Mental capacity to marry but not to make a Will

Mental capacity to marry but not to make a Will

It has long been a cause for concern within private client circles that the test for mental capacity to enter into marriage is so much lower than that required to make a Will. The concern stems from the fact that the marriage would automatically revoke any pre-existing Will (unless made specifically in contemplation of the marriage), and can therefore fundamentally change the entitlements to the estate after death.

Once married, if the test for testamentary capacity cannot be met, the newlyweds will be left with either the intestacy provisions to determine the distribution of the estate, or the option to go to court to apply for a statutory will to be made.

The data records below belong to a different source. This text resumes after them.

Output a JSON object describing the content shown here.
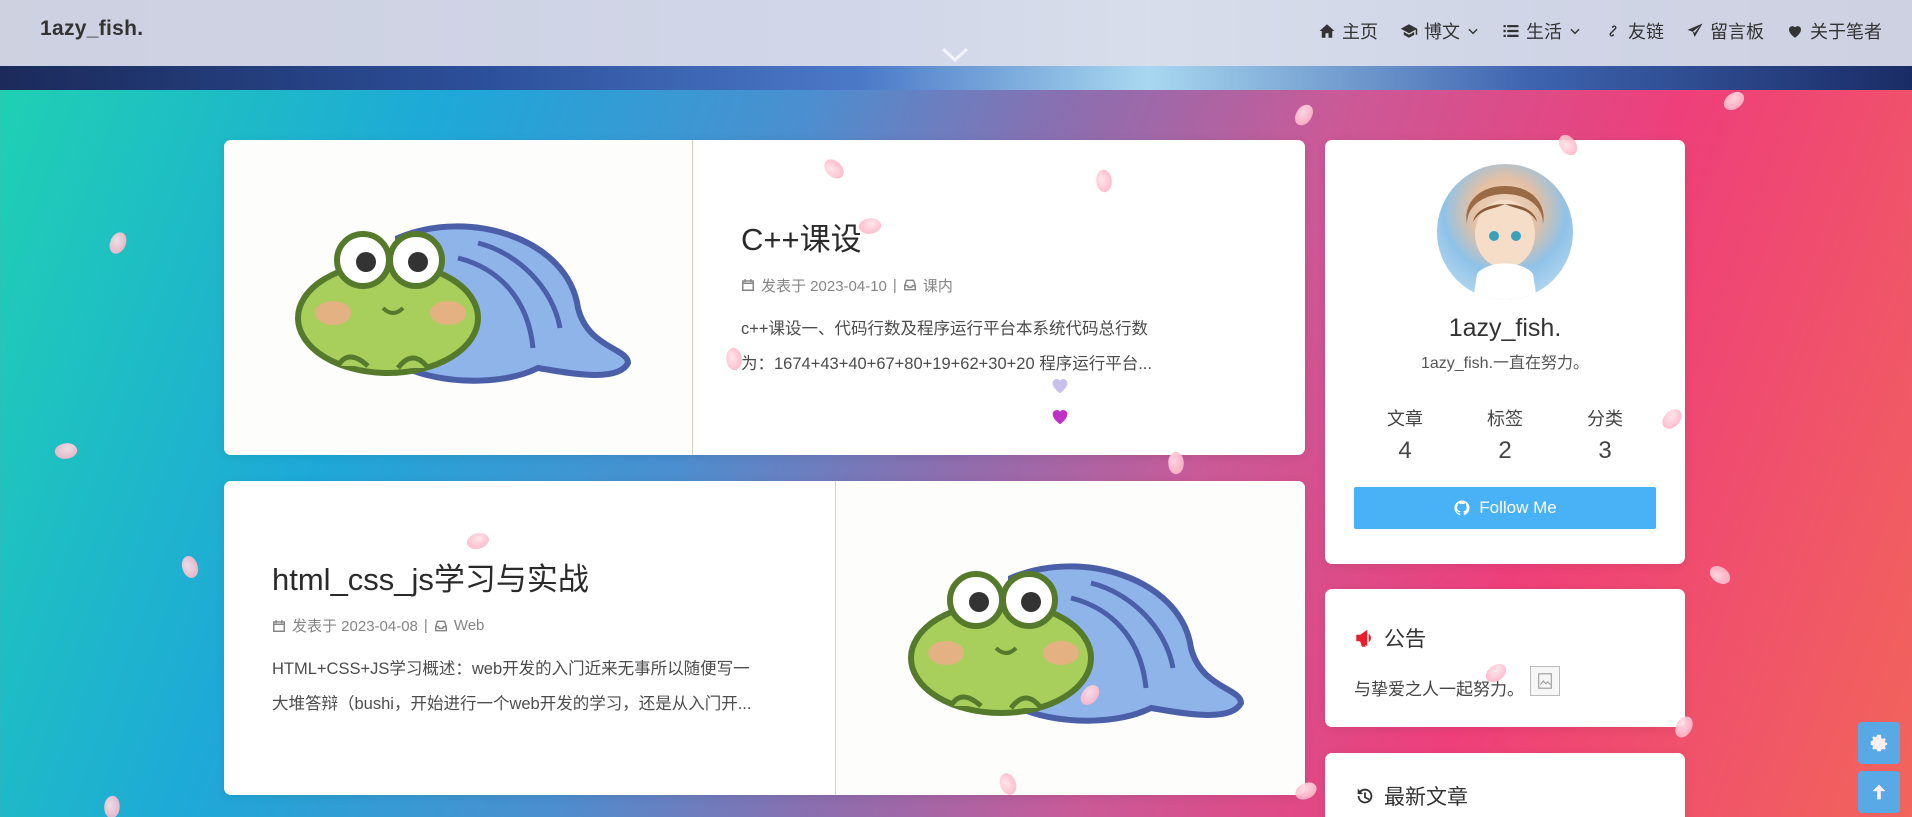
{
  "site": {
    "brand": "1azy_fish."
  },
  "nav": {
    "items": [
      {
        "label": "主页",
        "icon": "home-icon",
        "dropdown": false
      },
      {
        "label": "博文",
        "icon": "graduation-cap-icon",
        "dropdown": true
      },
      {
        "label": "生活",
        "icon": "list-icon",
        "dropdown": true
      },
      {
        "label": "友链",
        "icon": "link-icon",
        "dropdown": false
      },
      {
        "label": "留言板",
        "icon": "paper-plane-icon",
        "dropdown": false
      },
      {
        "label": "关于笔者",
        "icon": "heart-icon",
        "dropdown": false
      }
    ]
  },
  "posts": [
    {
      "title": "C++课设",
      "date_label": "发表于 2023-04-10",
      "separator": "|",
      "category": "课内",
      "excerpt_line1": "c++课设一、代码行数及程序运行平台本系统代码总行数",
      "excerpt_line2": "为：1674+43+40+67+80+19+62+30+20 程序运行平台..."
    },
    {
      "title": "html_css_js学习与实战",
      "date_label": "发表于 2023-04-08",
      "separator": "|",
      "category": "Web",
      "excerpt_line1": "HTML+CSS+JS学习概述：web开发的入门近来无事所以随便写一",
      "excerpt_line2": "大堆答辩（bushi，开始进行一个web开发的学习，还是从入门开..."
    }
  ],
  "profile": {
    "name": "1azy_fish.",
    "description": "1azy_fish.一直在努力。",
    "stats": [
      {
        "label": "文章",
        "value": "4"
      },
      {
        "label": "标签",
        "value": "2"
      },
      {
        "label": "分类",
        "value": "3"
      }
    ],
    "follow_label": "Follow Me"
  },
  "notice": {
    "title": "公告",
    "body": "与挚爱之人一起努力。"
  },
  "recent": {
    "title": "最新文章"
  },
  "colors": {
    "accent": "#49b1f5",
    "heart": "#c02fc6",
    "notice_icon": "#e61e2e"
  }
}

This situation was recently considered by the Court of Protection in EJ (as attorney for DMM) and SD. The court was asked to consider the appropriate test for capacity to marry where that marriage would automatically revoke the Will. 

This was a difficult family situation, where an elderly man with dementia wanted to marry his long term partner. His Will left the bulk of his estate to his daughters. As marriage would revoke the Will, the intestacy rules would take effect and result in a greater proportion of his estate passing to his new wife.

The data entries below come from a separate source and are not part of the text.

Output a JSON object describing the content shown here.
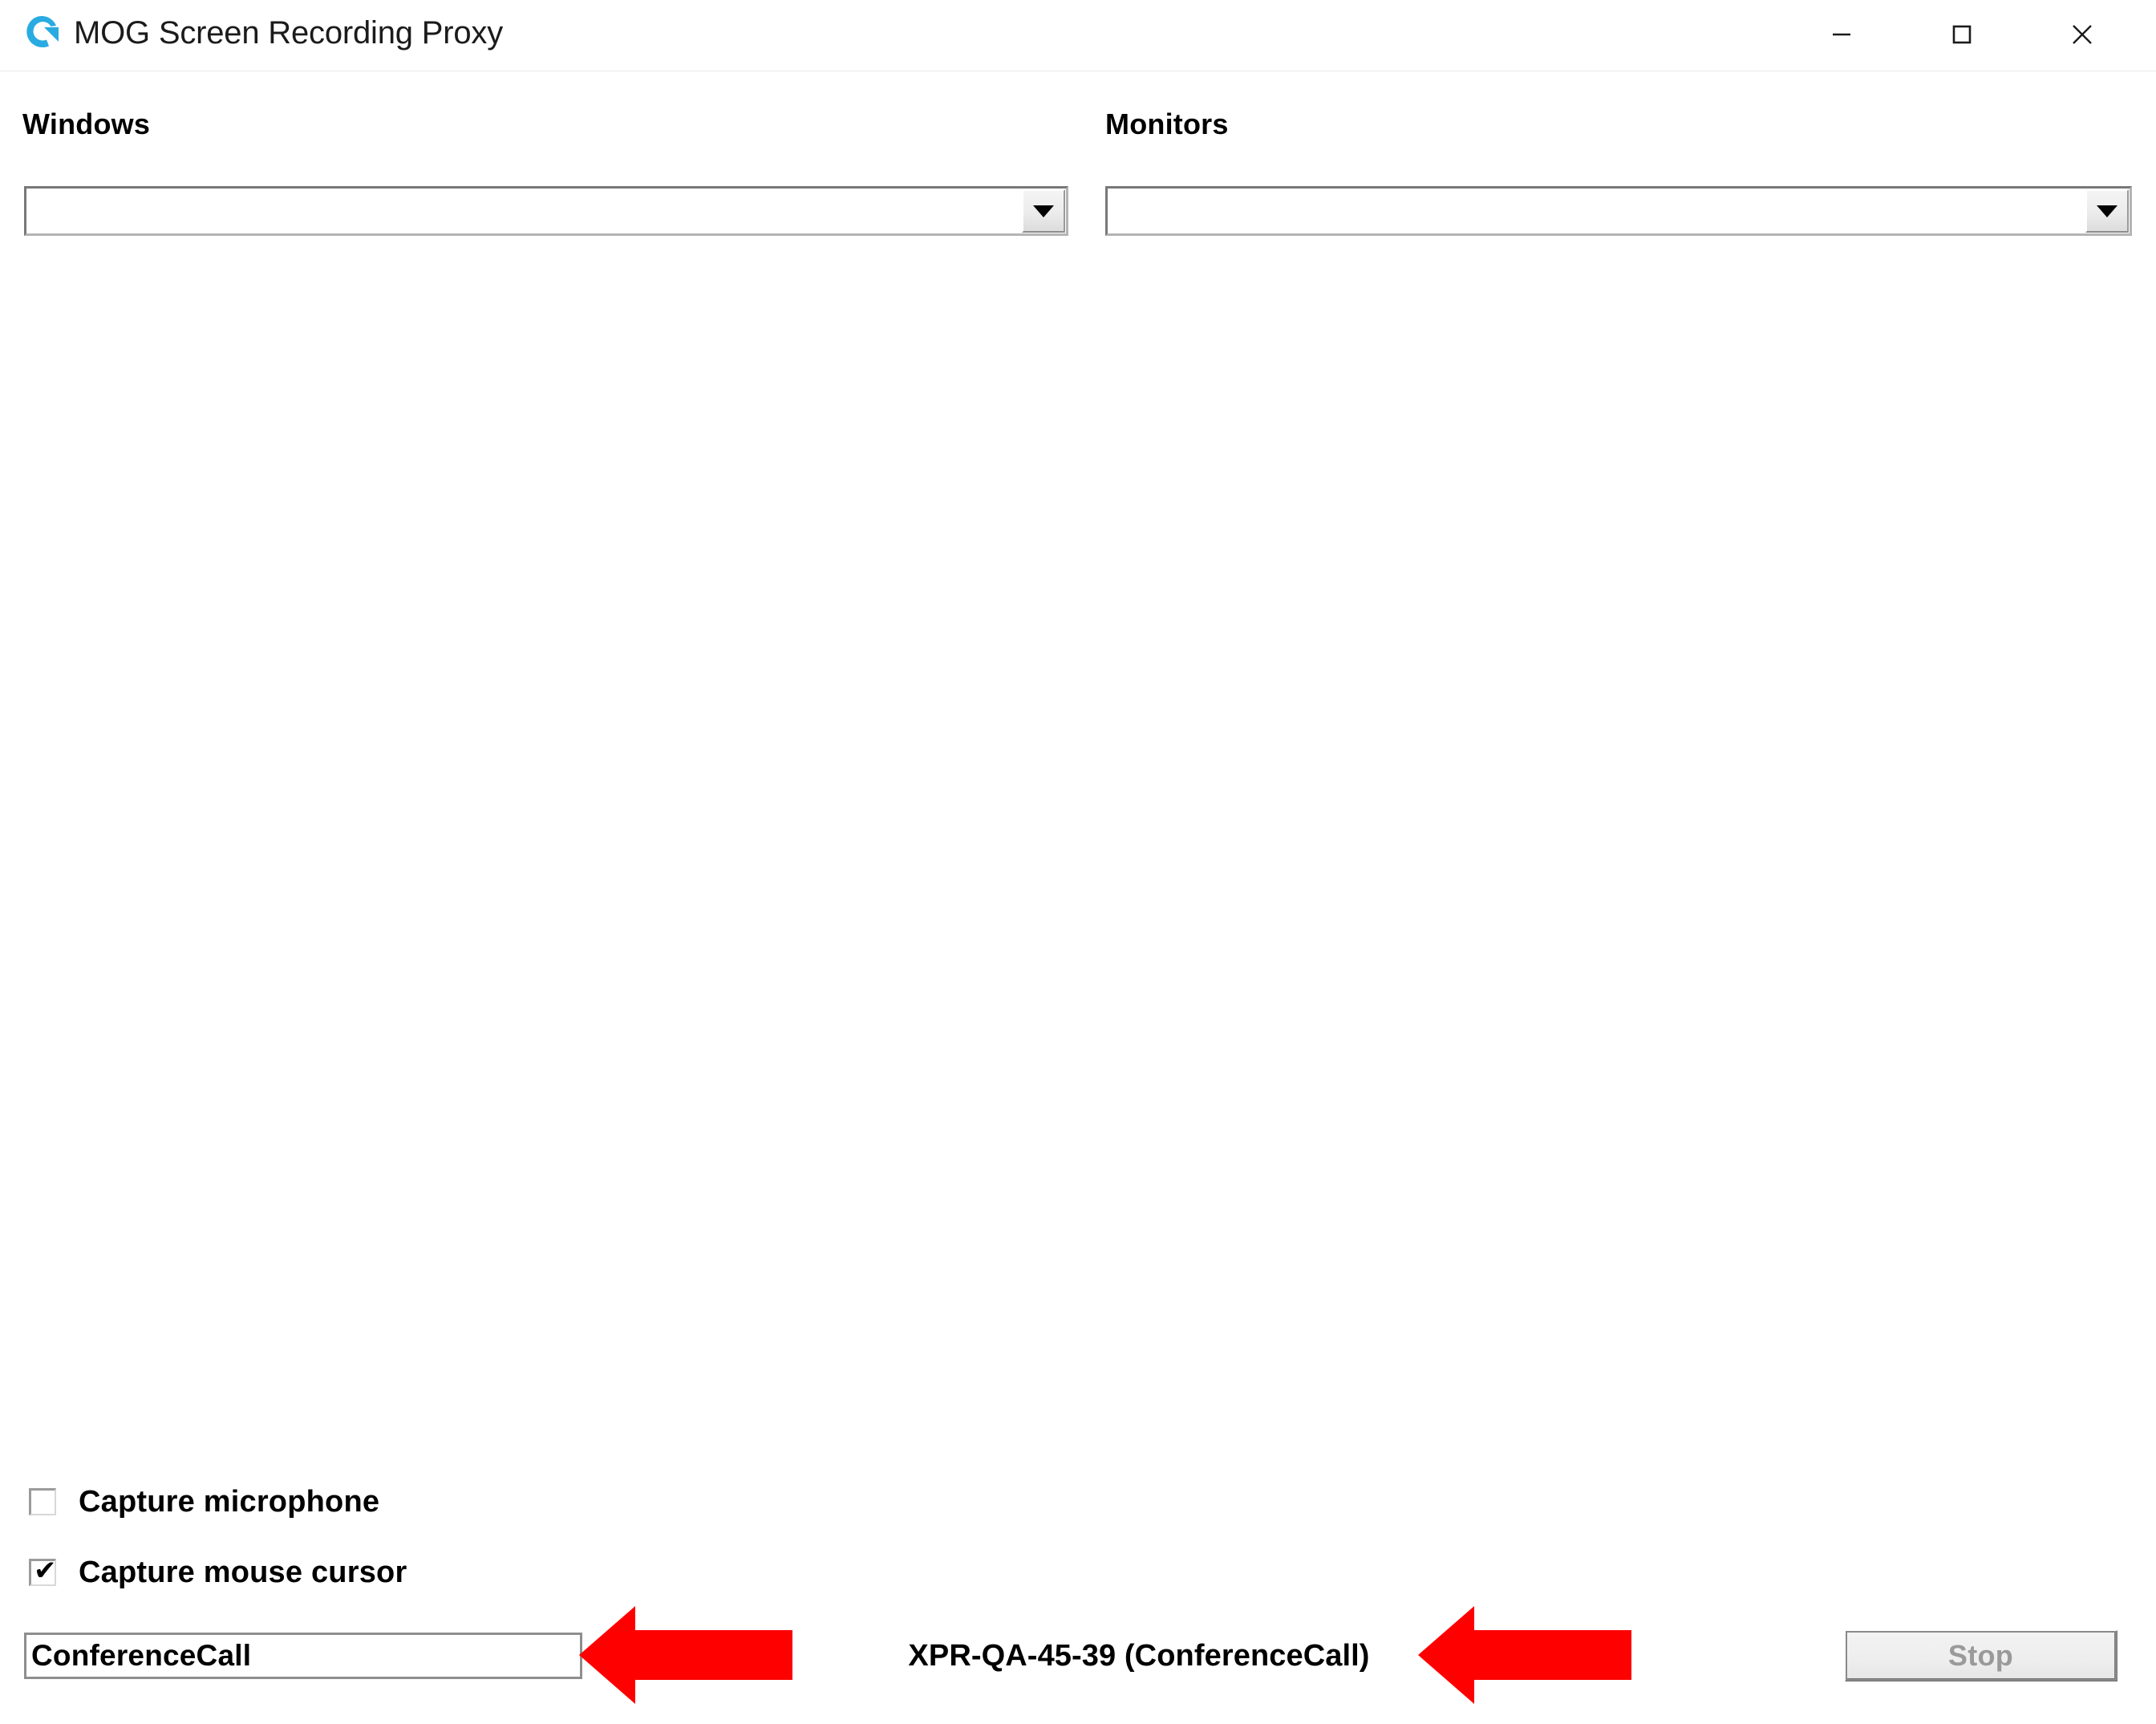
{
  "window": {
    "title": "MOG Screen Recording Proxy",
    "logo_icon": "mog-circular-arrow-logo",
    "logo_color": "#29ABE2",
    "controls": {
      "minimize_label": "Minimize",
      "maximize_label": "Maximize",
      "close_label": "Close"
    }
  },
  "sources": {
    "windows": {
      "label": "Windows",
      "selected": "",
      "placeholder": "",
      "dropdown_icon": "chevron-down-icon"
    },
    "monitors": {
      "label": "Monitors",
      "selected": "",
      "placeholder": "",
      "dropdown_icon": "chevron-down-icon"
    }
  },
  "options": [
    {
      "label": "Capture microphone",
      "checked": false,
      "tick": ""
    },
    {
      "label": "Capture mouse cursor",
      "checked": true,
      "tick": "✔"
    }
  ],
  "footer": {
    "recording_name": {
      "value": "ConferenceCall",
      "placeholder": ""
    },
    "status": "XPR-QA-45-39 (ConferenceCall)",
    "stop_button": {
      "label": "Stop",
      "disabled": true
    }
  },
  "annotations": {
    "color": "#FF0000",
    "arrow_name_field": "arrow-pointing-left-at-recording-name-field",
    "arrow_status": "arrow-pointing-left-at-status-text"
  }
}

The court was asked to consider whether capacity to marry should include the ability to understand the reasonably foreseeable financial consequences of the marriage, including the automatic revocation of the Will.

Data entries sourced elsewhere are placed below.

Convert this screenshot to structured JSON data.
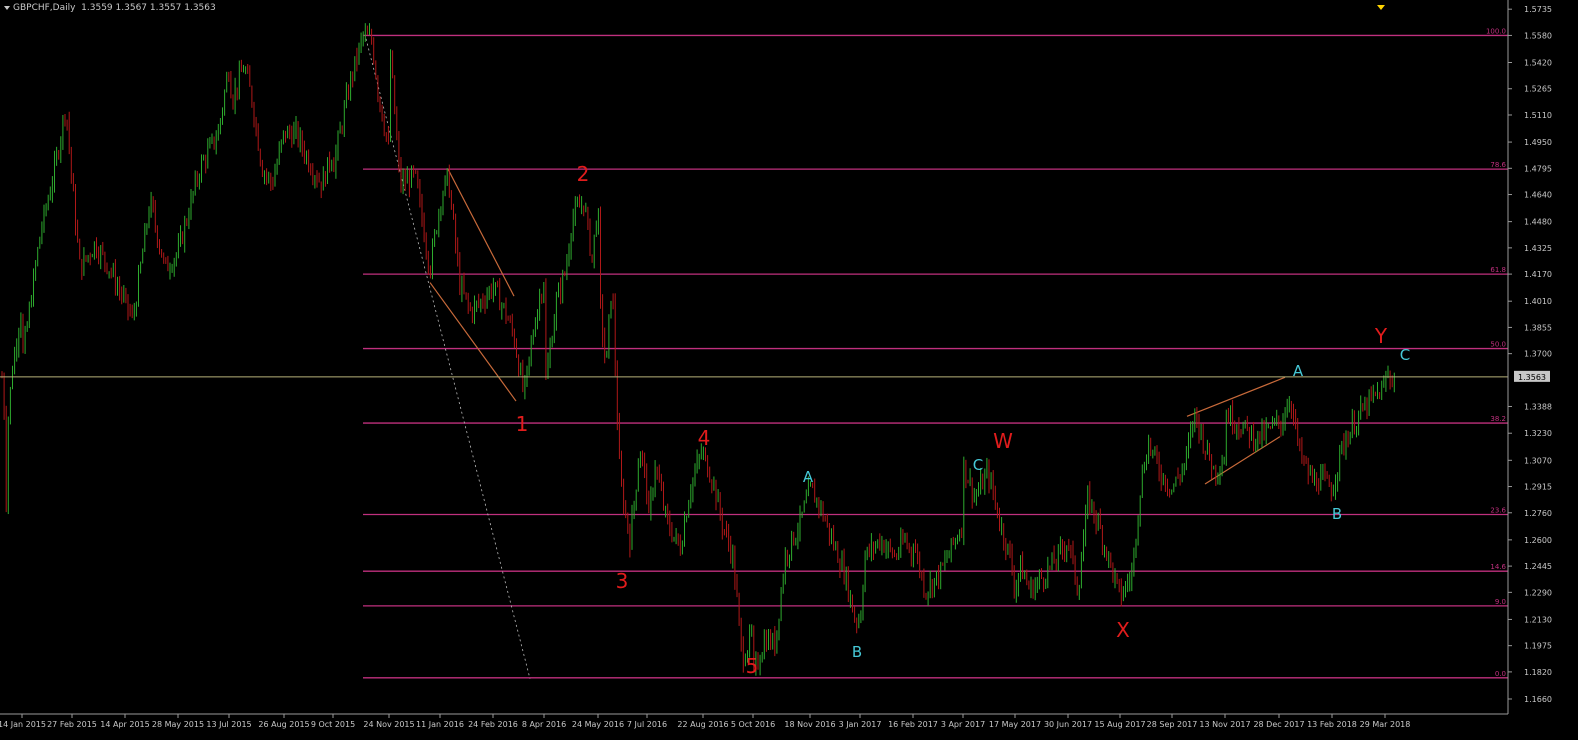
{
  "header": {
    "symbol": "GBPCHF,Daily",
    "ohlc": "1.3559 1.3567 1.3557 1.3563"
  },
  "colors": {
    "background": "#000000",
    "bull": "#2eab2e",
    "bear": "#b01818",
    "fib": "#c0307e",
    "wave_red": "#e11c1c",
    "wave_cyan": "#46c8d6",
    "price_line": "#b8b27a",
    "trendline": "#c86a3a"
  },
  "chart_data": {
    "type": "candlestick",
    "title": "GBPCHF,Daily",
    "x_tick_labels": [
      "14 Jan 2015",
      "27 Feb 2015",
      "14 Apr 2015",
      "28 May 2015",
      "13 Jul 2015",
      "26 Aug 2015",
      "9 Oct 2015",
      "24 Nov 2015",
      "11 Jan 2016",
      "24 Feb 2016",
      "8 Apr 2016",
      "24 May 2016",
      "7 Jul 2016",
      "22 Aug 2016",
      "5 Oct 2016",
      "18 Nov 2016",
      "3 Jan 2017",
      "16 Feb 2017",
      "3 Apr 2017",
      "17 May 2017",
      "30 Jun 2017",
      "15 Aug 2017",
      "28 Sep 2017",
      "13 Nov 2017",
      "28 Dec 2017",
      "13 Feb 2018",
      "29 Mar 2018"
    ],
    "y_ticks": [
      1.5735,
      1.558,
      1.542,
      1.5265,
      1.511,
      1.495,
      1.4795,
      1.464,
      1.448,
      1.4325,
      1.417,
      1.401,
      1.3855,
      1.37,
      1.3388,
      1.323,
      1.307,
      1.2915,
      1.276,
      1.26,
      1.2445,
      1.229,
      1.213,
      1.1975,
      1.182,
      1.166
    ],
    "ylim": [
      1.164,
      1.577
    ],
    "current_price": 1.3563,
    "approx_closes": [
      [
        "14 Jan 2015",
        1.365
      ],
      [
        "20 Jan 2015",
        1.33
      ],
      [
        "27 Feb 2015",
        1.47
      ],
      [
        "14 Apr 2015",
        1.4
      ],
      [
        "28 May 2015",
        1.43
      ],
      [
        "13 Jul 2015",
        1.54
      ],
      [
        "26 Aug 2015",
        1.5
      ],
      [
        "9 Oct 2015",
        1.48
      ],
      [
        "24 Nov 2015",
        1.558
      ],
      [
        "11 Jan 2016",
        1.46
      ],
      [
        "24 Feb 2016",
        1.41
      ],
      [
        "8 Apr 2016",
        1.345
      ],
      [
        "24 May 2016",
        1.46
      ],
      [
        "23 Jun 2016",
        1.35
      ],
      [
        "7 Jul 2016",
        1.26
      ],
      [
        "22 Aug 2016",
        1.31
      ],
      [
        "5 Oct 2016",
        1.179
      ],
      [
        "18 Nov 2016",
        1.29
      ],
      [
        "3 Jan 2017",
        1.213
      ],
      [
        "16 Feb 2017",
        1.26
      ],
      [
        "3 Apr 2017",
        1.305
      ],
      [
        "17 May 2017",
        1.23
      ],
      [
        "30 Jun 2017",
        1.26
      ],
      [
        "15 Aug 2017",
        1.226
      ],
      [
        "28 Sep 2017",
        1.29
      ],
      [
        "13 Nov 2017",
        1.335
      ],
      [
        "28 Dec 2017",
        1.325
      ],
      [
        "13 Feb 2018",
        1.29
      ],
      [
        "29 Mar 2018",
        1.3563
      ]
    ],
    "fib_levels": [
      {
        "label": "100.0",
        "price": 1.558
      },
      {
        "label": "78.6",
        "price": 1.479
      },
      {
        "label": "61.8",
        "price": 1.417
      },
      {
        "label": "50.0",
        "price": 1.373
      },
      {
        "label": "38.2",
        "price": 1.329
      },
      {
        "label": "23.6",
        "price": 1.275
      },
      {
        "label": "14.6",
        "price": 1.2415
      },
      {
        "label": "9.0",
        "price": 1.221
      },
      {
        "label": "0.0",
        "price": 1.1785
      }
    ],
    "wave_labels": [
      {
        "text": "1",
        "color": "red"
      },
      {
        "text": "2",
        "color": "red"
      },
      {
        "text": "3",
        "color": "red"
      },
      {
        "text": "4",
        "color": "red"
      },
      {
        "text": "5",
        "color": "red"
      },
      {
        "text": "W",
        "color": "red"
      },
      {
        "text": "X",
        "color": "red"
      },
      {
        "text": "Y",
        "color": "red"
      },
      {
        "text": "A",
        "color": "cyan"
      },
      {
        "text": "B",
        "color": "cyan"
      },
      {
        "text": "C",
        "color": "cyan"
      },
      {
        "text": "A",
        "color": "cyan"
      },
      {
        "text": "B",
        "color": "cyan"
      },
      {
        "text": "C",
        "color": "cyan"
      }
    ],
    "grid": false
  }
}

The court ruled that to have capacity to marry, a person should be able to understand, use and weigh the fact that their Will would be revoked. A further psychiatrist’s report was commissioned, which concluded that he did understand his Will would be revoked and his children would receive less from his estate as a result. The elderly man therefore had capacity to marry.

It is possible that the case will be appealed, that he could make a new Will in contemplation of the marriage or after marriage (if the psychiatrist concluded he also had testamentary capacity), or leave his estate to be distributed in accordance with the intestacy rules. If he did not have testamentary capacity, the court could be asked to make a statutory Will instead. 

The revocation of a Will by marriage is one of the less romantic aspects of a wedding, but one which can have significant consequences for the surviving family and needs to be borne in mind when assessing capacity to marry.